But the play falters when Posner attempts to tie Jacob’s vexation at his mother’s recklessness to some dogmatic belief that he deserves Hell. He means this literally: Although the script describes Jacob as “vaguely Jewish,” and he refers to himself as an atheist, he voices an utter conviction that his actions towards his mother make him worthy of damnation. “I will be in Hell because I don’t love my Mom,” he flatly states. “I want her to die for practical reasons. I pay for her life “¦ and I want to stop paying for it.”
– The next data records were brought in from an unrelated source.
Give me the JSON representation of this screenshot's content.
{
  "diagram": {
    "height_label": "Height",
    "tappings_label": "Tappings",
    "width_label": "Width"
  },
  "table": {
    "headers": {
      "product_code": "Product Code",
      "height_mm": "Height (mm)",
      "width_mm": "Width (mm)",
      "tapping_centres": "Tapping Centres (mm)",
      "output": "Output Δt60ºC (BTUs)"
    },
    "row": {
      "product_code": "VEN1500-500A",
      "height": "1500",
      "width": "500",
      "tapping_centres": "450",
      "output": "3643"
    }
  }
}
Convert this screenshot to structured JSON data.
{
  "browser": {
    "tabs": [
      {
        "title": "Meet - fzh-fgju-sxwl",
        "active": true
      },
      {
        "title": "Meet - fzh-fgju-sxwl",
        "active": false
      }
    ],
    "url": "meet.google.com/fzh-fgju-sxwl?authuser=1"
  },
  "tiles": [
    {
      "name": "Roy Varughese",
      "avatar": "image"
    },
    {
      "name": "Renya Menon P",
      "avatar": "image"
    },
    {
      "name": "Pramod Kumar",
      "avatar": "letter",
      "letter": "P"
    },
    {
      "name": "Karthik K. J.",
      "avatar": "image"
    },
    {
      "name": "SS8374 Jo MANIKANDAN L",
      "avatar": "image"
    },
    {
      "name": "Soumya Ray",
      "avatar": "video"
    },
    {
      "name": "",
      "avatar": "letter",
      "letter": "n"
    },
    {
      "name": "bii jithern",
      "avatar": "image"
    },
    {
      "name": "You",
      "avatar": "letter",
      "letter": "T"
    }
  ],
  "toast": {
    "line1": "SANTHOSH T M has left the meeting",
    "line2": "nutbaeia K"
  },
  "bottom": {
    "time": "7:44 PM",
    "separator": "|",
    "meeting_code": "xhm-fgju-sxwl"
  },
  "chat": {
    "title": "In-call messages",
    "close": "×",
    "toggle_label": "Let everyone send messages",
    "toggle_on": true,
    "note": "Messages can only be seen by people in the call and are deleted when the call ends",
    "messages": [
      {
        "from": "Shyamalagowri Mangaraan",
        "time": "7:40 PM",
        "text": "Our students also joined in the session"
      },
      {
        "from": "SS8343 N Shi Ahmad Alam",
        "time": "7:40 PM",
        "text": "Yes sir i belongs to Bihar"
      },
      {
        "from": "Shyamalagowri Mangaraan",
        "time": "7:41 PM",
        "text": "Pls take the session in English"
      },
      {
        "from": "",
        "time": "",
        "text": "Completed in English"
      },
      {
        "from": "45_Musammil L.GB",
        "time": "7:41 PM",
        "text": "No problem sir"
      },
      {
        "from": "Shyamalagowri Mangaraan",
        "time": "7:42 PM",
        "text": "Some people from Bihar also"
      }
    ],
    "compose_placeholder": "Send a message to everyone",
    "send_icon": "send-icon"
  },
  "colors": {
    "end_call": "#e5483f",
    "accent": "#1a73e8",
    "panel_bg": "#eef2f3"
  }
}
I call bullshit. Although Friedman tries his best to put across Posner’s deathly serious religious admonitions, I never once believed this character would spend so much time consumed by the fear of a torturous afterlife. And even if Hell did exist, I remain unconvinced that his actions “” performed with a grudging but dutiful sense of resignation “” would earn him such a punishment. Perhaps his complicated feelings would land him on a therapist’s couch for several extended sessions, but a fiery pit for all eternity? Nah. Jacob cares for his mother as best he can; in many ways, he shows her more careful consideration than she ever showed him. So why is she the saint and he the damned? Posner never shows us, and the shoehorned metaphysical subplot only distracts from the play’s more interesting and tangible elements.
Posner complicates the issue by only allowing us to see Jacob in relation to his mother. We never get a sense of who the man was before he undertook the massive responsibility of being her financial caregiver. It’s definitely a choice, but it’s the wrong one. (The play is called “The Treasurer” after all “” not “The Mother”). Ida achieves three-dimensionality on the page, a fact only furthered by Dunagan’s warm and entertaining performance. But this belies her true nature as a deeply selfish person. Ida’s enormous egocentrism remains clear even in that late scene with her son “” although she’s looking right at him, she never actually sees him. And because of her swiftly deteriorating mental condition, she never will. But Posner doesn’t allow us to grasp the psychic pain this causes Jacob, despite Friedman’s attempts to infuse the character with a level of depth that’s not in the writing.
Director David Cromer tries to patch some of these holes, with intermittent success. He employs meta-theatrical devices “” stagehands coming on to adjust props mid-scene, extreme lighting shifts (designed by Bradley King) “” as well as I’ve ever seen. In the same vein, Pun Bandhu and Marinda Anderson superbly play a host of small roles across racial and gender lines. I was initially awed by Laura Jellinek’s striking unit set, which suggests the play’s various shifting locales by fusing realism with a hyperawareness of its own theatricality. But as with Jellinek’s work on last season’s A Life, in the same theater, the design elements often usurp the dramaturgical elements, which only reinforce the shortcomings of the text.
The Treasurer asks what debt, if any, children owe their parents. But by tying this question to a literalist conception of the afterlife, Posner doesn’t allow his protagonist the chance to offer an honest answer. He must fulfill his filial duty or face Hell. Actually, it’s more of a damned-if-you-do, damned-if-you-don’t situation. Either way, it obscures what could have been a really interesting examination of the complicated weight of caring for a loved one. That’s the play I wish I’d seen.